China has effectively ended Australia’s barley trade with the country, by slapping a whopping 80 per cent tariff on imports.
It’s understood the decision could devastate our grain industry, with the Chinese market worth around $1.5 billion to Aussie farmers.
Beijing had threatened the move after Australia’s strong push for an inquiry into the coronavirus origin, and has already banned beef exports from four Australian abbatoirs.
Over 110 countries came forward to back the inquiry push, on the eve of this new tariff introduction.
However, Beijing claims the move is to stop Australia dumping cheap barley onto the Chinese market.
Australia’s Trade Minister Simon Birmingham says the federal government may appeal the the 73.6 percent anti-dumping tariff, and the 6.9 percent anti-subsidy tariff.
“Australia is deeply disappointed with China’s decision to impose duties on Australian barley.
“We reject the basis of this decision and will be assessing the details of the findings while we consider next steps.
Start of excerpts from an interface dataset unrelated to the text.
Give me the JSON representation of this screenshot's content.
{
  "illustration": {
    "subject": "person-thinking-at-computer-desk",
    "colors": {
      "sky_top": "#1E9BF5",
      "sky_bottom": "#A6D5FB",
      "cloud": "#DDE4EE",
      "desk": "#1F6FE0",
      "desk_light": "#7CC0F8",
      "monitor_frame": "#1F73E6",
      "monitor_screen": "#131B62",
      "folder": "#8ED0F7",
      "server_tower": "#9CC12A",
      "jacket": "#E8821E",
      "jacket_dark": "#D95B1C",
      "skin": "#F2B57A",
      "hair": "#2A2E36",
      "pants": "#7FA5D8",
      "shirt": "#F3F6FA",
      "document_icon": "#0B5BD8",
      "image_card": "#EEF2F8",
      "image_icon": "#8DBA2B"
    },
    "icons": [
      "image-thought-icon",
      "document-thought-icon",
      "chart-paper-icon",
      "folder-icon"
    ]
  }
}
“We reserve all rights to appeal this matter further and are confident that Australian farmers are among the most productive in the world, who operate without government subsidy of prices,” Mr Birmingham said in a statement.